    “The council has not yet voted on the amended resolution. A city rule requires that proposed resolutions be put forward two weeks prior to a vote. Hieftje said he expects the resolution will be approved at the council’s next meeting on Jan. 20.

    “But some Ann Arbor residents are still concerned.

    “Farouq Shafi, a resident of the 2nd Ward, called the original proposal ‘anti-democratic’ and said he thinks it limits free speech.

    ” ‘The public commentary section has been a part of the City Council meeting for a long time and citizens should be able to use it to bring issues to the council’s attention that they were not aware of before,’ he said.

    “Shafi said he would prefer the public commentary section remain unchanged than have either version of the resolution instituted.

    “He said he believes that some council members support the resolution because they want to curb citizens who have been speaking about Israel’s occupation of the Palestinian territories. Shafi has spoken at City Council meetings about this issue in the past.

    “Hieftje said the resolution was not a response to these frequent speakers. He said there were concerns that citizens who wanted to speak about agenda items were being turned away since all reserved time slots were filled.

    “But Shafi added that other important issues have been brought to the council’s attention via the Public Commentary section, such as homelessness.

    “Mary Bejian, president of the American Civil Liberties Union chapter in Washtenaw County, also cited homelessness as an example of the effective use of the Public Commentary section.

    “According to Bejian, the city did not want to address the issues of homelessness and affordable housing in the 1980s. The city’s current stance is that these are important issues facing the community.

    ” ‘Citizen activists and homeless people themselves spoke during Public Comment time on a regular basis for years before the city ever put a proposal to address homelessness on a Council meeting agenda,’ she said.

    “Like Shafi, Bejian said the ACLU doesn’t believe the current policy needs to be changed.

    ” ‘Citizen input is valuable to council members and should be enhanced rather than curtailed,’ she said.

    “The Public Commentary-General Time at the end of City Council meetings would remain the same under the resolution. There is no limit to the number of people who can speak at this time, but speakers are limited to four minutes.

    “But City Council meetings do not typically end until 11 p.m. or midnight and few citizens stay until the Public Commentary-General Time section.

    “Lowenstein said citizens who are concerned about a certain issue can also contact their respective City Council ward representatives by letter, e-mail or phone.

    “Hieftje said he holds office hours from 11 a.m. to 1 p.m. on Fridays. Anyone who calls his office can have a 15-minute appointment to talk to him.”
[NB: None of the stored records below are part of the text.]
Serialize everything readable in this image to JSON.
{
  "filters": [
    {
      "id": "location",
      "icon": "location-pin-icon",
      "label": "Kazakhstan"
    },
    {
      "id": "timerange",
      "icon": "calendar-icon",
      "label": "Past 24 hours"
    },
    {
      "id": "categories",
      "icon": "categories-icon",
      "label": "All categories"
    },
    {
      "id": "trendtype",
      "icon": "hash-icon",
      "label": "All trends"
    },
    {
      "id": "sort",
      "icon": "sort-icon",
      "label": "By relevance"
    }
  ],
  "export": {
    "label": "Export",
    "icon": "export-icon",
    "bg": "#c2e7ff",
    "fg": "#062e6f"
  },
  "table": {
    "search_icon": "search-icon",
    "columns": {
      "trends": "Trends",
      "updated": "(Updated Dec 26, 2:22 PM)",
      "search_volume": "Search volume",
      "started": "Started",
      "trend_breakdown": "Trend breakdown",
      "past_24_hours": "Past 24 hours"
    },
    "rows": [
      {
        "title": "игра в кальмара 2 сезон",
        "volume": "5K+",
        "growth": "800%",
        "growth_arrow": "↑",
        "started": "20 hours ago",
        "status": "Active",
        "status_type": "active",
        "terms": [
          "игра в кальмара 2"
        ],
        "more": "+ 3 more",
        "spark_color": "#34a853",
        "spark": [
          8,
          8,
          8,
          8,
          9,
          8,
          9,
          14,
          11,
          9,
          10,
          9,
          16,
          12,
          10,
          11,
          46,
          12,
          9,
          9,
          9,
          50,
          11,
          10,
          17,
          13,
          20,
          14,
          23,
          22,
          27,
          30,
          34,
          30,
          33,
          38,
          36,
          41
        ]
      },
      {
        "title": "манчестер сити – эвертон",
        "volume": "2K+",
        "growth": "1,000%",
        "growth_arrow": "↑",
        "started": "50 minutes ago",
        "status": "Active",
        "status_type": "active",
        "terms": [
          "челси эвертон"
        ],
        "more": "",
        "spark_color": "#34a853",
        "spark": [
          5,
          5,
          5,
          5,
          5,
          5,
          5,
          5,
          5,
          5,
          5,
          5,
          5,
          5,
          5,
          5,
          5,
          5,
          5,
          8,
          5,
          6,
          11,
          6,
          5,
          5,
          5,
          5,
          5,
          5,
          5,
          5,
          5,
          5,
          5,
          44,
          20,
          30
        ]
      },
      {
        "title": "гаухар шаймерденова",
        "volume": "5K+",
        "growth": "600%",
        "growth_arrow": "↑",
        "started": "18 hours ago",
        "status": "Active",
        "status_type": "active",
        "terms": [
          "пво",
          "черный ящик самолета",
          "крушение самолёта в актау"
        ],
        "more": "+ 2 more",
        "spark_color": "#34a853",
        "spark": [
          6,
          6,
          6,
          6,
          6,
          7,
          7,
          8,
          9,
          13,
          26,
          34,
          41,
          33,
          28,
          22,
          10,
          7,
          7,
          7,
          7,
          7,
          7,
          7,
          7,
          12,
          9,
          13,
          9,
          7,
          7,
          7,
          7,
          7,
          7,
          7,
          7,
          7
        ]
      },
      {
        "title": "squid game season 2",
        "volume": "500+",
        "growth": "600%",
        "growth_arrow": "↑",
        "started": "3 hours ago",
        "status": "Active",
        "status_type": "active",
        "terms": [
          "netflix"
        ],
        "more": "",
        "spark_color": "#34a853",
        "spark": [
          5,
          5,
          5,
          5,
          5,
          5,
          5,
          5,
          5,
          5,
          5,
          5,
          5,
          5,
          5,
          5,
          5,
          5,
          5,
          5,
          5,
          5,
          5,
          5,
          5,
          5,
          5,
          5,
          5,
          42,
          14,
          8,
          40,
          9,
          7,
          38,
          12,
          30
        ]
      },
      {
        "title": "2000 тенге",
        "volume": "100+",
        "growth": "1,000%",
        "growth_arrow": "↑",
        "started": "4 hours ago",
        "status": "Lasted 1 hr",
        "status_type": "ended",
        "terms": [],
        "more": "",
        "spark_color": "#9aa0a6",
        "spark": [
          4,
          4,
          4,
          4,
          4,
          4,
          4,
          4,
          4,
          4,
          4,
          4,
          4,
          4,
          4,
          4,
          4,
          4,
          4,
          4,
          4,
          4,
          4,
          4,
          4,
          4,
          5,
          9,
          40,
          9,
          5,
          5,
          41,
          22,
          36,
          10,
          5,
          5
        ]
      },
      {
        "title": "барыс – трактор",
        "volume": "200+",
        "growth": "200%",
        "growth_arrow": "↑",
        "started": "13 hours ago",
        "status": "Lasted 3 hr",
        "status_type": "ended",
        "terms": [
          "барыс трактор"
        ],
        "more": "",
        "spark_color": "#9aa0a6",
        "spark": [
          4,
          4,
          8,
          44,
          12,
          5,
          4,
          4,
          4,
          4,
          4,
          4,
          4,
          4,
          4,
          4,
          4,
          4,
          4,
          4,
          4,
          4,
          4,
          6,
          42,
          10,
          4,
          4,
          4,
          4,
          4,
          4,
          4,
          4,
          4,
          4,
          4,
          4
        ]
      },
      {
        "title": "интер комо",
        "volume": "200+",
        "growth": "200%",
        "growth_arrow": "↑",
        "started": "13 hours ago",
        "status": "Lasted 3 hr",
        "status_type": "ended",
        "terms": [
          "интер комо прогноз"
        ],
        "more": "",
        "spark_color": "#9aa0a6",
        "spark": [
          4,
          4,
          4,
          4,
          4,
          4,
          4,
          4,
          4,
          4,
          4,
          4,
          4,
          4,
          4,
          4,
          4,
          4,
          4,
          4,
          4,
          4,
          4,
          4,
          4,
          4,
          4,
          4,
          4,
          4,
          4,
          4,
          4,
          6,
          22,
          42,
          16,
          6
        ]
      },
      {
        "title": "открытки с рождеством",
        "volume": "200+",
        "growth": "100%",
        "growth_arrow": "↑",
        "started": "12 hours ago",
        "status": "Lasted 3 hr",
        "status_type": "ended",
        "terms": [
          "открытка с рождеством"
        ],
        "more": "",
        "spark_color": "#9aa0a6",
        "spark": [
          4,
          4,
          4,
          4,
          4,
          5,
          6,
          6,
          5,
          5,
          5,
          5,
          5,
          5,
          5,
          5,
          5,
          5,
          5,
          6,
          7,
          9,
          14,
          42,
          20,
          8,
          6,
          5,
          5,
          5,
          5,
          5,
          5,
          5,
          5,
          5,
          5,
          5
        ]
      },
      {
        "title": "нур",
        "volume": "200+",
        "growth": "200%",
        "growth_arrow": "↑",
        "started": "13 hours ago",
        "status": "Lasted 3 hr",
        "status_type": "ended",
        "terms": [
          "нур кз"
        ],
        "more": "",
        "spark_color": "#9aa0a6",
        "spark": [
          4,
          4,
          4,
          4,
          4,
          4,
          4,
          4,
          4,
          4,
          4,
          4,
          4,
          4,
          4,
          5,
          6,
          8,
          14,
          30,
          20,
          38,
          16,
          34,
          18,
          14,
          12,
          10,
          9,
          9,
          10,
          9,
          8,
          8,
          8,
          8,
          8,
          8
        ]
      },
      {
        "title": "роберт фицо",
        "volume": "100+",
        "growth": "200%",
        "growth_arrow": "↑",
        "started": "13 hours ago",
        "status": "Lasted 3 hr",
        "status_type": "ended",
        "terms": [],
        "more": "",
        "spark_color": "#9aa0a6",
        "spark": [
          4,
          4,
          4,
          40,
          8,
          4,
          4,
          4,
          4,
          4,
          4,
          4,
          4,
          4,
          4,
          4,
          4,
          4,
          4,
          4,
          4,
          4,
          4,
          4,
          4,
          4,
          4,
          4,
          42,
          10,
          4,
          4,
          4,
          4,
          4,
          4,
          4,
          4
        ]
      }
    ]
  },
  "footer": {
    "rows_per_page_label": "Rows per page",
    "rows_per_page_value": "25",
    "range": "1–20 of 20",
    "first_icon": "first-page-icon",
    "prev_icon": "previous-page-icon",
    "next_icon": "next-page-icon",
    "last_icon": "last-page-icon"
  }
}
    ********************
       —-Blaine. (Palestine)    Aug. 1 '05 - 07:56AM    #
  6. The City Clerk’s office recently installed new software to make it easier to access specific agenda items on-line without being forced to download the entire agenda file. The new software has had some glitches, as new software often does. This is one of them. I have asked the Clerk to update the web agenda.

    If Blaine had called the City Clerk’s office to sign up for public comment before posting this message, he would have been told that there is, of course, public comment time at the beginning of the Council meeting.
       —Leigh Greden    Aug. 1 '05 - 01:07PM    #